App and web page records:
——————

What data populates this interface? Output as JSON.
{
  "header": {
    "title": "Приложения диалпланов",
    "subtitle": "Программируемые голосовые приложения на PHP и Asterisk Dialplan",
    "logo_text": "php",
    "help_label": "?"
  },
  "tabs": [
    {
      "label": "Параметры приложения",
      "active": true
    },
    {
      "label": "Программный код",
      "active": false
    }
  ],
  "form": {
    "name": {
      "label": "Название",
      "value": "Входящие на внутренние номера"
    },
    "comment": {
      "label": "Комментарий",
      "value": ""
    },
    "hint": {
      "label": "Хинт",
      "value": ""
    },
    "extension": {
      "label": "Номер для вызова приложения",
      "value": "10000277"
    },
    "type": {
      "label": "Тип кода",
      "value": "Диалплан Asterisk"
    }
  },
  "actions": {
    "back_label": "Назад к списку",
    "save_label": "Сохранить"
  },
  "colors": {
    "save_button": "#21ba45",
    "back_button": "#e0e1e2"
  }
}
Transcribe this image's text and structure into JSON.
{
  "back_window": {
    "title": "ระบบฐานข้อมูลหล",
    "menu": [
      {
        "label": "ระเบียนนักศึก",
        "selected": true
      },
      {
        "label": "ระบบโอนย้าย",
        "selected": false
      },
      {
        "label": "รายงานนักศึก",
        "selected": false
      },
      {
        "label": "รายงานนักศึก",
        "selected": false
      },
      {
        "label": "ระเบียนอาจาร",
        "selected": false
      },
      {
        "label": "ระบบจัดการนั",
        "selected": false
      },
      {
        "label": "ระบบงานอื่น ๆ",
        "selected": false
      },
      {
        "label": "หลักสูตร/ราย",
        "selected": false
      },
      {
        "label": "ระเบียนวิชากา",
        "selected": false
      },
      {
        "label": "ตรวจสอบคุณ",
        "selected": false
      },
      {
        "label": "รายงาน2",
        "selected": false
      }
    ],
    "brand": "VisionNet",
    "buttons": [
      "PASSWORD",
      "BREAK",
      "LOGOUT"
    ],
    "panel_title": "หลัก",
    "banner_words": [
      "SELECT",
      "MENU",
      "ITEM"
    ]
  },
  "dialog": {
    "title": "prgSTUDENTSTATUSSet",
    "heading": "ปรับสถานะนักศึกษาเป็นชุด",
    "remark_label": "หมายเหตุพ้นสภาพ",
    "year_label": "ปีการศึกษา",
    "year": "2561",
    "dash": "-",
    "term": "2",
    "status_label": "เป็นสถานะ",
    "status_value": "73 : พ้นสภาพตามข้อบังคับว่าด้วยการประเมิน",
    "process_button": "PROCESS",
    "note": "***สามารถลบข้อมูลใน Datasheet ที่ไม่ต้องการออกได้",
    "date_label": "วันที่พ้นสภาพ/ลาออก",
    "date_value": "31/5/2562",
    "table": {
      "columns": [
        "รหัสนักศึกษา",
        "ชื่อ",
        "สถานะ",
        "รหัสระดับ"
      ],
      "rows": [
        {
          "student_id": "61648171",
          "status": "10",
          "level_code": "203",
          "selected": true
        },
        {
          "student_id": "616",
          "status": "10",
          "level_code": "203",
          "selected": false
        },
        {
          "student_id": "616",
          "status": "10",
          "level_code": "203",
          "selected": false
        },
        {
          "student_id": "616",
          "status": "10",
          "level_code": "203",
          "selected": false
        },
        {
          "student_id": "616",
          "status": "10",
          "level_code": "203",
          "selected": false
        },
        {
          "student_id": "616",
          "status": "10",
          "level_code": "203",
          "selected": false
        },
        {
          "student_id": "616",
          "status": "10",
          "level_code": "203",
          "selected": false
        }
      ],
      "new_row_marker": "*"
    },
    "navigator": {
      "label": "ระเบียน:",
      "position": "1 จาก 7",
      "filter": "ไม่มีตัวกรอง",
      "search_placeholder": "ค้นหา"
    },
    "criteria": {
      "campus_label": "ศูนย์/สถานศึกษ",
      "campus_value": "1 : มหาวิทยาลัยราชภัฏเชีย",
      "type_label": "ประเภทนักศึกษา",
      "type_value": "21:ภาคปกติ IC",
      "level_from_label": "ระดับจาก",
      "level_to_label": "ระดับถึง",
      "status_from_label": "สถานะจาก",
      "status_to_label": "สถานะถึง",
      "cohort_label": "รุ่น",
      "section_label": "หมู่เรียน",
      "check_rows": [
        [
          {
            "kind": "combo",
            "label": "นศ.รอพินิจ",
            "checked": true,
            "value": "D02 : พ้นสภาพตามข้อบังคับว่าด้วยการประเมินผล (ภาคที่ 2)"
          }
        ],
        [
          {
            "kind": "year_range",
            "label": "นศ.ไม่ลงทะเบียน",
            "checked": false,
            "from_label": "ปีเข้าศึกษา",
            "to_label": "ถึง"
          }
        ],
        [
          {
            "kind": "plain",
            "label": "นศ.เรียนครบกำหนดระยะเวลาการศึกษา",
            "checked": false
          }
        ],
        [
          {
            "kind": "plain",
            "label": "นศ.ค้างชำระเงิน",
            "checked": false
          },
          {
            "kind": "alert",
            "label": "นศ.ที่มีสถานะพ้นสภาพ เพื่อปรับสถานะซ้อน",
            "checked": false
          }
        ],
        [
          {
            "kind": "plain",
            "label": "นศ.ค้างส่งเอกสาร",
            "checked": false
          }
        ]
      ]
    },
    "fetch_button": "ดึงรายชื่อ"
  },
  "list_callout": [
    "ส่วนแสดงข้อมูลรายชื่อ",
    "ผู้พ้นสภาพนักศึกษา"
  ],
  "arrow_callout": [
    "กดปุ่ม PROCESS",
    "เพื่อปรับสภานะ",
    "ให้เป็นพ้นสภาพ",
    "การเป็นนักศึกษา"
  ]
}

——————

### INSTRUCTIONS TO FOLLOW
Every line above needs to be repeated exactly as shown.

### SOLUTION FOR THIS EXERCISE
What data populates this interface? Output as JSON.
{
  "header": {
    "title": "Приложения диалпланов",
    "subtitle": "Программируемые голосовые приложения на PHP и Asterisk Dialplan",
    "logo_text": "php",
    "help_label": "?"
  },
  "tabs": [
    {
      "label": "Параметры приложения",
      "active": true
    },
    {
      "label": "Программный код",
      "active": false
    }
  ],
  "form": {
    "name": {
      "label": "Название",
      "value": "Входящие на внутренние номера"
    },
    "comment": {
      "label": "Комментарий",
      "value": ""
    },
    "hint": {
      "label": "Хинт",
      "value": ""
    },
    "extension": {
      "label": "Номер для вызова приложения",
      "value": "10000277"
    },
    "type": {
      "label": "Тип кода",
      "value": "Диалплан Asterisk"
    }
  },
  "actions": {
    "back_label": "Назад к списку",
    "save_label": "Сохранить"
  },
  "colors": {
    "save_button": "#21ba45",
    "back_button": "#e0e1e2"
  }
}
Transcribe this image's text and structure into JSON.
{
  "back_window": {
    "title": "ระบบฐานข้อมูลหล",
    "menu": [
      {
        "label": "ระเบียนนักศึก",
        "selected": true
      },
      {
        "label": "ระบบโอนย้าย",
        "selected": false
      },
      {
        "label": "รายงานนักศึก",
        "selected": false
      },
      {
        "label": "รายงานนักศึก",
        "selected": false
      },
      {
        "label": "ระเบียนอาจาร",
        "selected": false
      },
      {
        "label": "ระบบจัดการนั",
        "selected": false
      },
      {
        "label": "ระบบงานอื่น ๆ",
        "selected": false
      },
      {
        "label": "หลักสูตร/ราย",
        "selected": false
      },
      {
        "label": "ระเบียนวิชากา",
        "selected": false
      },
      {
        "label": "ตรวจสอบคุณ",
        "selected": false
      },
      {
        "label": "รายงาน2",
        "selected": false
      }
    ],
    "brand": "VisionNet",
    "buttons": [
      "PASSWORD",
      "BREAK",
      "LOGOUT"
    ],
    "panel_title": "หลัก",
    "banner_words": [
      "SELECT",
      "MENU",
      "ITEM"
    ]
  },
  "dialog": {
    "title": "prgSTUDENTSTATUSSet",
    "heading": "ปรับสถานะนักศึกษาเป็นชุด",
    "remark_label": "หมายเหตุพ้นสภาพ",
    "year_label": "ปีการศึกษา",
    "year": "2561",
    "dash": "-",
    "term": "2",
    "status_label": "เป็นสถานะ",
    "status_value": "73 : พ้นสภาพตามข้อบังคับว่าด้วยการประเมิน",
    "process_button": "PROCESS",
    "note": "***สามารถลบข้อมูลใน Datasheet ที่ไม่ต้องการออกได้",
    "date_label": "วันที่พ้นสภาพ/ลาออก",
    "date_value": "31/5/2562",
    "table": {
      "columns": [
        "รหัสนักศึกษา",
        "ชื่อ",
        "สถานะ",
        "รหัสระดับ"
      ],
      "rows": [
        {
          "student_id": "61648171",
          "status": "10",
          "level_code": "203",
          "selected": true
        },
        {
          "student_id": "616",
          "status": "10",
          "level_code": "203",
          "selected": false
        },
        {
          "student_id": "616",
          "status": "10",
          "level_code": "203",
          "selected": false
        },
        {
          "student_id": "616",
          "status": "10",
          "level_code": "203",
          "selected": false
        },
        {
          "student_id": "616",
          "status": "10",
          "level_code": "203",
          "selected": false
        },
        {
          "student_id": "616",
          "status": "10",
          "level_code": "203",
          "selected": false
        },
        {
          "student_id": "616",
          "status": "10",
          "level_code": "203",
          "selected": false
        }
      ],
      "new_row_marker": "*"
    },
    "navigator": {
      "label": "ระเบียน:",
      "position": "1 จาก 7",
      "filter": "ไม่มีตัวกรอง",
      "search_placeholder": "ค้นหา"
    },
    "criteria": {
      "campus_label": "ศูนย์/สถานศึกษ",
      "campus_value": "1 : มหาวิทยาลัยราชภัฏเชีย",
      "type_label": "ประเภทนักศึกษา",
      "type_value": "21:ภาคปกติ IC",
      "level_from_label": "ระดับจาก",
      "level_to_label": "ระดับถึง",
      "status_from_label": "สถานะจาก",
      "status_to_label": "สถานะถึง",
      "cohort_label": "รุ่น",
      "section_label": "หมู่เรียน",
      "check_rows": [
        [
          {
            "kind": "combo",
            "label": "นศ.รอพินิจ",
            "checked": true,
            "value": "D02 : พ้นสภาพตามข้อบังคับว่าด้วยการประเมินผล (ภาคที่ 2)"
          }
        ],
        [
          {
            "kind": "year_range",
            "label": "นศ.ไม่ลงทะเบียน",
            "checked": false,
            "from_label": "ปีเข้าศึกษา",
            "to_label": "ถึง"
          }
        ],
        [
          {
            "kind": "plain",
            "label": "นศ.เรียนครบกำหนดระยะเวลาการศึกษา",
            "checked": false
          }
        ],
        [
          {
            "kind": "plain",
            "label": "นศ.ค้างชำระเงิน",
            "checked": false
          },
          {
            "kind": "alert",
            "label": "นศ.ที่มีสถานะพ้นสภาพ เพื่อปรับสถานะซ้อน",
            "checked": false
          }
        ],
        [
          {
            "kind": "plain",
            "label": "นศ.ค้างส่งเอกสาร",
            "checked": false
          }
        ]
      ]
    },
    "fetch_button": "ดึงรายชื่อ"
  },
  "list_callout": [
    "ส่วนแสดงข้อมูลรายชื่อ",
    "ผู้พ้นสภาพนักศึกษา"
  ],
  "arrow_callout": [
    "กดปุ่ม PROCESS",
    "เพื่อปรับสภานะ",
    "ให้เป็นพ้นสภาพ",
    "การเป็นนักศึกษา"
  ]
}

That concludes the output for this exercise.